So I went to the famed light show everyone else was going to, and guess what? It was a disappointment.

The lights were mostly tacky, the displays were less than festive, and the whole thing seemed to be set up as (1) a children’s playroom and (2) a photo op for a perfect Insta-gallery.

As I looked around at people all done up (like myself) cramming into the 2 places that looked slightly festive and taking their Instagram photos (pose > snap > analyze > repeat), I realized something:

I was behind the scenes of the Instagram photos now, and the truth is, it kind of sucked.

And I’m not saying this to come off as a Grinch. Seriously, I found out later that the event was getting pretty bad reviews everywhere outside of social media.

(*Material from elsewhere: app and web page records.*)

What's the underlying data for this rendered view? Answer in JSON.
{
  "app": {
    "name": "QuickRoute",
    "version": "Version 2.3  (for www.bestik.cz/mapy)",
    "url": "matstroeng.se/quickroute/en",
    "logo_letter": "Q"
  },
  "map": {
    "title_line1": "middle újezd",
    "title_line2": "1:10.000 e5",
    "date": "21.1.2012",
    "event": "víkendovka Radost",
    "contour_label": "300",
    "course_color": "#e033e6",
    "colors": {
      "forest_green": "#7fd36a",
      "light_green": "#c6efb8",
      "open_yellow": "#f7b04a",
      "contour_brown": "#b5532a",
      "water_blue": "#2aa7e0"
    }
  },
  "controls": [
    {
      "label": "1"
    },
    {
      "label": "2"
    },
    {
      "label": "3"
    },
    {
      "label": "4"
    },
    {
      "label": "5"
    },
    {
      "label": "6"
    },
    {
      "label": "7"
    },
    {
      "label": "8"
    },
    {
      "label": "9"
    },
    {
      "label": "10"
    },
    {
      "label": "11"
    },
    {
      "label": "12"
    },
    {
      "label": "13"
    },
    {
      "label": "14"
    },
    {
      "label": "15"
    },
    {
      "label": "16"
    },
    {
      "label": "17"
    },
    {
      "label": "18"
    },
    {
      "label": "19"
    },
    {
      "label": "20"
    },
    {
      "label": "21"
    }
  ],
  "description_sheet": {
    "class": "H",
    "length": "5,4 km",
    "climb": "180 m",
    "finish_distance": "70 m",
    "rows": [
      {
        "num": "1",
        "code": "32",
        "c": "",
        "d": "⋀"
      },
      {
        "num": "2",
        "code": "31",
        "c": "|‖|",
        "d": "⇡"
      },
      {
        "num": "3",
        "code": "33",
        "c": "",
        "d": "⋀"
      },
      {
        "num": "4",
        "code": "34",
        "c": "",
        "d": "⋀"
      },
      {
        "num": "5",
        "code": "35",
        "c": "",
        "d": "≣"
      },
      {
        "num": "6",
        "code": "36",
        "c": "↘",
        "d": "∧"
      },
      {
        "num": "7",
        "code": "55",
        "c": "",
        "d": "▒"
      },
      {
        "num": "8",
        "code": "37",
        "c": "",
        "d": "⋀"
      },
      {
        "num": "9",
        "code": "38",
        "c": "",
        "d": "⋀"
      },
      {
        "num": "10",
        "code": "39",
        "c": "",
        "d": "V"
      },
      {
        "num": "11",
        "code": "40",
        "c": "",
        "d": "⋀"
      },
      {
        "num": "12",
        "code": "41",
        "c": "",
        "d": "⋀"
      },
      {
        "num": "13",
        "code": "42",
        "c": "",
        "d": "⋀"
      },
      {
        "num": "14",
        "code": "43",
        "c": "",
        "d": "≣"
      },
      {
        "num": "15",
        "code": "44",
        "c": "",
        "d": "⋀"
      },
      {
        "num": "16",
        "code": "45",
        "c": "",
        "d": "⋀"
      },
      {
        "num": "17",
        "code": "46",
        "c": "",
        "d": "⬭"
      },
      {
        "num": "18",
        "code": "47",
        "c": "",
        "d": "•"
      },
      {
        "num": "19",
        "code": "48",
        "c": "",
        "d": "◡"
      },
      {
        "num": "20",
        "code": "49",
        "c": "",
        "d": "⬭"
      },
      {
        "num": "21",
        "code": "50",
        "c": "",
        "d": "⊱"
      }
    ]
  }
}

Suddenly I realized how quickly I’d slid into the comparison trap, not just with this event or the activities I felt I was missing out on, but with everything.

A picture is just a picture; it’s not the whole story.

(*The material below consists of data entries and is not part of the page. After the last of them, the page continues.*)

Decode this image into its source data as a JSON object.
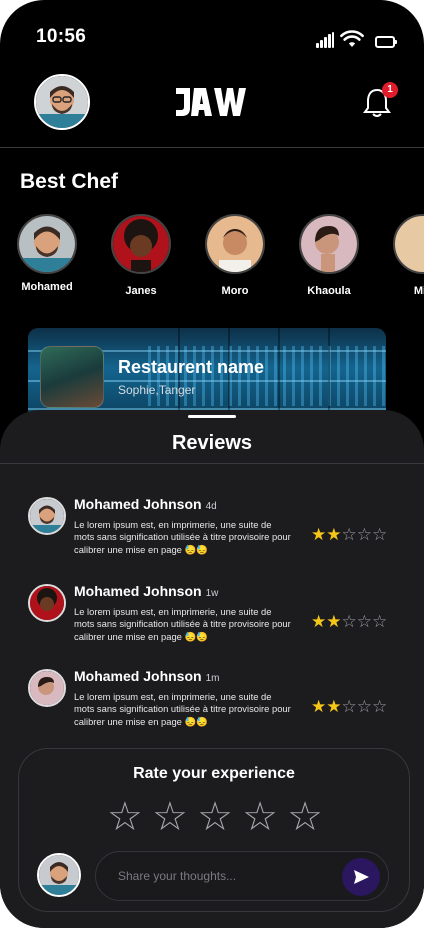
{
  "status_bar": {
    "time": "10:56"
  },
  "header": {
    "notification_count": "1",
    "logo": "JAW"
  },
  "best_chef": {
    "title": "Best Chef",
    "chefs": [
      {
        "name": "Mohamed"
      },
      {
        "name": "Janes"
      },
      {
        "name": "Moro"
      },
      {
        "name": "Khaoula"
      },
      {
        "name": "Mia"
      }
    ]
  },
  "restaurant": {
    "name": "Restaurent name",
    "location": "Sophie,Tanger"
  },
  "reviews": {
    "title": "Reviews",
    "items": [
      {
        "name": "Mohamed Johnson",
        "ago": "4d",
        "text": "Le lorem ipsum est, en imprimerie, une suite de mots sans signification utilisée à titre provisoire pour calibrer une mise en page 😓😓",
        "rating": 2,
        "out_of": 5
      },
      {
        "name": "Mohamed Johnson",
        "ago": "1w",
        "text": "Le lorem ipsum est, en imprimerie, une suite de mots sans signification utilisée à titre provisoire pour calibrer une mise en page 😓😓",
        "rating": 2,
        "out_of": 5
      },
      {
        "name": "Mohamed Johnson",
        "ago": "1m",
        "text": "Le lorem ipsum est, en imprimerie, une suite de mots sans signification utilisée à titre provisoire pour calibrer une mise en page 😓😓",
        "rating": 2,
        "out_of": 5
      }
    ]
  },
  "rate": {
    "title": "Rate your experience",
    "stars": 5,
    "placeholder": "Share your thoughts..."
  },
  "colors": {
    "background": "#000000",
    "sheet": "#1c1c1f",
    "star": "#f5c518",
    "accent": "#2a1760",
    "badge": "#e11d2b"
  }
}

I could post a couple of photos from that night, and I am sure that some would see them and wish they, too, could take part in such a beautiful festive occasion and be as happy and festive as I appear in the photos.

They (like I do) would make all kinds of assumptions about what that night was like and how I felt, and, more than likely, they would fall into the comparison trap, too.

To be clear, there is nothing wrong with a posting nice photo. The problem doesn’t lie within the photo itself; it lies within how we respond to the images we see.

The Comparison Shift

After that night, I began to get the feeling that maybe I wasn’t alone, and, just maybe, my perception of what others were experiencing this holiday season may not line up with reality.

I started asking people around me how their holiday plans were coming along. The majority said it had been a nightmare.

Why? Because trying to coordinate schedules with multiple people is tough.

Additionally, many felt there were more activities to do than they had time, energy, or even interest in.

I asked people if they could feel the “holiday spirit” (whatever that is), and, surprisingly, most said they didn’t.

I began to wonder if how we feel about the holidays has less to do with how things actually are and more to do with our expectations of how they should be based on comparison.

I was with a friend recently who was despairing how it’s “supposed to be the most joyous time of the year” and yet they’ve experienced nothing but stress, frustration, and disappointment.

I thought about it for a moment, and then I responded by saying that I don’t think the problem is that the holidays are supposed to be the most joyous time of the year, but they are failing at it.

The real problem, I said, is that we hold on to this unrealistic ideal that the holidays are meant to be perfect.

We use phrases like “most wonderful” and compare real life to what we hear in a catchy jingle.

We need to let go of this notion and acknowledge the reality that The holidays are hella stressful and are filled with family and relational dynamics, overwhelming schedules, shopping lists and deadlines.

Related: Dispelling the Myth of “Holiday Cheer”

Closing Thoughts

If we can let go of comparison this holiday season, then we can embrace gratitude for the little moments of joy and wonder: like stumbling upon that perfect gift, taking that first sip of eggnog, or falling onto the couch at the end of a long, stressful day, and losing ourselves in the glowing lights.

Team and Contributors | Libero Magazine 5
Lauren Bersaglio

Lauren is the Founder of Libero Magazine. She started Libero in April 2010, when she shared her story about her struggles with an eating disorder and depression. Now, Lauren uses her writing and videos to advocate for mental health. In her spare time, she enjoys reading, playing cozy video games, and taking selfies with her 65lb goldendoodle, Zoey.


SITE DISCLAIMER: The opinions and information shared in any content on our site, social media, or YouTube channel may not represent that of Libero Network Society. We are not liable for any harm incurred from viewing our content. Always consult a medical professional before making any changes to your medication, activities, or recovery process. Libero does not provide emergency support. If you are in crisis, please call 1-800-784-2433 or another helpline or 911.


Become a Patron

Support our nonprofit magazine by becoming a monthly patron!